**DIRECTIONS FOR THIS TASK**: Where in the data does the word "recurse" appear? Find those lines and copy them.

◇ ◇ ◇

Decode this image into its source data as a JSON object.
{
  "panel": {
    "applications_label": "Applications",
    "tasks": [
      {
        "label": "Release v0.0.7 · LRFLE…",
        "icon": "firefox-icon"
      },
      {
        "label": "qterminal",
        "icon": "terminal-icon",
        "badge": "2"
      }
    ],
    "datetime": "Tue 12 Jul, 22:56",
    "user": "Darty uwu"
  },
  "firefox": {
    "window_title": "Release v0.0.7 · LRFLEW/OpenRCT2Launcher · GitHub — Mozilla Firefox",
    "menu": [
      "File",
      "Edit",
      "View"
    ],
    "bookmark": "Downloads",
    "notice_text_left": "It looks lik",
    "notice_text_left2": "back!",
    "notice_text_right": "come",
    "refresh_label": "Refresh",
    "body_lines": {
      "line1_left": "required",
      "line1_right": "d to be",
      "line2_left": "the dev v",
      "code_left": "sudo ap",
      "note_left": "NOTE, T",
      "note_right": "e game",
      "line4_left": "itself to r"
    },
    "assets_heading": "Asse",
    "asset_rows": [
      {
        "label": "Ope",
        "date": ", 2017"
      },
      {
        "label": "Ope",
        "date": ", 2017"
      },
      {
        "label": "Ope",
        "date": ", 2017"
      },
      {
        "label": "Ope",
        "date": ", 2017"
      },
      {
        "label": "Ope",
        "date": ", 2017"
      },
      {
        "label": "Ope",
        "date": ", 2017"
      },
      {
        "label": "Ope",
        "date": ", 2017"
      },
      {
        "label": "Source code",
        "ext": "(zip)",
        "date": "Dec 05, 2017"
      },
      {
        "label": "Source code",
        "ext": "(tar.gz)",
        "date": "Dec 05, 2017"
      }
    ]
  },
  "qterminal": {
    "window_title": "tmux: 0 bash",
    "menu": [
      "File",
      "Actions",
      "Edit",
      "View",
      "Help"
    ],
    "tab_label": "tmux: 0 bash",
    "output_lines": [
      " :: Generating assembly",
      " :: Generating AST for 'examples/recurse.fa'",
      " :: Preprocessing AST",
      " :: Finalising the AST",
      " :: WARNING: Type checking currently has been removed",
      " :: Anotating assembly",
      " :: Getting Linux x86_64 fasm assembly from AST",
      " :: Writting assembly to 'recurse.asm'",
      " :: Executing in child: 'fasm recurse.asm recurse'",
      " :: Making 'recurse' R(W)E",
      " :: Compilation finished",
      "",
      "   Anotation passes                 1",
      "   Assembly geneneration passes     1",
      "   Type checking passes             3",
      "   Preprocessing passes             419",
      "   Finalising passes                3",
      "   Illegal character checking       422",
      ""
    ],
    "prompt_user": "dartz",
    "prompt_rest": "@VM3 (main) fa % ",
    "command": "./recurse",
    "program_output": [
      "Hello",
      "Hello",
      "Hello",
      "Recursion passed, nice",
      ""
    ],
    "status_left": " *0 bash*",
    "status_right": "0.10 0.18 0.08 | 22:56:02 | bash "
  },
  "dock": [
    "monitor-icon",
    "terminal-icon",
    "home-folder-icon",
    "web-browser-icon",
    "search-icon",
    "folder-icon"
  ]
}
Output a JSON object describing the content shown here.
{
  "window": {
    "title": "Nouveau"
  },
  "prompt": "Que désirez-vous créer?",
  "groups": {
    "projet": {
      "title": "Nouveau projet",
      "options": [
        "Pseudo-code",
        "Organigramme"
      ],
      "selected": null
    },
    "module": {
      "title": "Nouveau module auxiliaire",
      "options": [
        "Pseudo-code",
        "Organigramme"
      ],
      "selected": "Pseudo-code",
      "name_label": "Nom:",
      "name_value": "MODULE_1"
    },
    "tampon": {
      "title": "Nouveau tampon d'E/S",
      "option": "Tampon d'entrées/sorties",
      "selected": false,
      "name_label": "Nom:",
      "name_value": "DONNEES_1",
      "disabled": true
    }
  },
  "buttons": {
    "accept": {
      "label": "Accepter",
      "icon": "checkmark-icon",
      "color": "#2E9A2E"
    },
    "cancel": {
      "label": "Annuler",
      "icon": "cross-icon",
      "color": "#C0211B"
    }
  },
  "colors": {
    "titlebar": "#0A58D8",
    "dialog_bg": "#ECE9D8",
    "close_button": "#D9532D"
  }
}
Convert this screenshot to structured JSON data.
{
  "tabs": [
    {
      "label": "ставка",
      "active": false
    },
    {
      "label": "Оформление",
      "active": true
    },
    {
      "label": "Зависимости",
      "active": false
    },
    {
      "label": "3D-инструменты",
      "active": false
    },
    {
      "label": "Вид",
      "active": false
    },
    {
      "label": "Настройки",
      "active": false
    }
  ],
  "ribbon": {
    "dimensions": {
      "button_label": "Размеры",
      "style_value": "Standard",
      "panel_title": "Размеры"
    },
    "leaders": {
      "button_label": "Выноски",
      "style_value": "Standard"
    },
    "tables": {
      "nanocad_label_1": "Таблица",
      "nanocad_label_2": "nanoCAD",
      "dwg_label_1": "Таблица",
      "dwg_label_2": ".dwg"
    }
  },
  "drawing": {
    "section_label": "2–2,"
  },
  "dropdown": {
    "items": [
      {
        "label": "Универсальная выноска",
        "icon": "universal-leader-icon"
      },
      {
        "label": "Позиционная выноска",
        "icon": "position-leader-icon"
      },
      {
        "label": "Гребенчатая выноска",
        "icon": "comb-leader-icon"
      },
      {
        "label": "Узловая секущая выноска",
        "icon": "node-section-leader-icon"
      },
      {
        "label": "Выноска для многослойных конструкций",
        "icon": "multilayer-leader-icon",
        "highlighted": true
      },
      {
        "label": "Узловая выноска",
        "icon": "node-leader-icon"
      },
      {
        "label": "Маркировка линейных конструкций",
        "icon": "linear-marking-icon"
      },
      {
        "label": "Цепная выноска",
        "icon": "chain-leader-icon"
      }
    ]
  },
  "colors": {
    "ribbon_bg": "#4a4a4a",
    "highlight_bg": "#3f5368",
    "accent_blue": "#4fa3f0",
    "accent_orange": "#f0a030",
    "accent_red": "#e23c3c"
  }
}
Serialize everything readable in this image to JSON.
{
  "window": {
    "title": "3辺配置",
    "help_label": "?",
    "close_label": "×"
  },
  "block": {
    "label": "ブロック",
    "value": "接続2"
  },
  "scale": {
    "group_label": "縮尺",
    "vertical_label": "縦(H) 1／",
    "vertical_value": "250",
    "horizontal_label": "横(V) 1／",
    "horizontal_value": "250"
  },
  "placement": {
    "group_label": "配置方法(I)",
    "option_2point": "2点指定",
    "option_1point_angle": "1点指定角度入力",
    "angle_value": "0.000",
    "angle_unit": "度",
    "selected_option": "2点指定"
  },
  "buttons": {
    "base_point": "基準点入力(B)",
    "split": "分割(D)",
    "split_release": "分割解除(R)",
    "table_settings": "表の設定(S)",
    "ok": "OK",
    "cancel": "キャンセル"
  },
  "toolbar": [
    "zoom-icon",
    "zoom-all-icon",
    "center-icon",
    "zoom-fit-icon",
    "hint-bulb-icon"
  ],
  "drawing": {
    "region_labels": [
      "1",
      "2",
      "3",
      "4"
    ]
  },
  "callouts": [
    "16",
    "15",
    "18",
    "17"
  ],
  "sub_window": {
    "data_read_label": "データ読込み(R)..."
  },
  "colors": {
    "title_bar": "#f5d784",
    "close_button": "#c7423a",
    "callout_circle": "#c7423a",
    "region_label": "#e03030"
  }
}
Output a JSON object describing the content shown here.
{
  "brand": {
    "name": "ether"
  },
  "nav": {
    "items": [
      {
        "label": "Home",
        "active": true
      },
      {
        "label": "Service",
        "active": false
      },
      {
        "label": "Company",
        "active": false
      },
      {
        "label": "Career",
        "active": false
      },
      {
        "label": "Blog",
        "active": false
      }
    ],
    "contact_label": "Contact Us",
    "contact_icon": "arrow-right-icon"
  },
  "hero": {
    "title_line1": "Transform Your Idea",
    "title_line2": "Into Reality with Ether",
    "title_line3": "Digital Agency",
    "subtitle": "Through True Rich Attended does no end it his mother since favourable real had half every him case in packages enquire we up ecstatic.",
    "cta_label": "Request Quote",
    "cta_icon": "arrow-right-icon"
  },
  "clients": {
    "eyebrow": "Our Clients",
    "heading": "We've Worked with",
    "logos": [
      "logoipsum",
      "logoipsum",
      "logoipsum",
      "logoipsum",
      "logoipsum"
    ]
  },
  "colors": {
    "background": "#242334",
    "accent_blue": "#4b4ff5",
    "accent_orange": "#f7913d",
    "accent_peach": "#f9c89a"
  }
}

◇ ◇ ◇

**WRITTEN RESPONSE**:
      " :: Generating AST for 'examples/recurse.fa'",
      " :: Writting assembly to 'recurse.asm'",
      " :: Executing in child: 'fasm recurse.asm recurse'",
      " :: Making 'recurse' R(W)E",
    "command": "./recurse",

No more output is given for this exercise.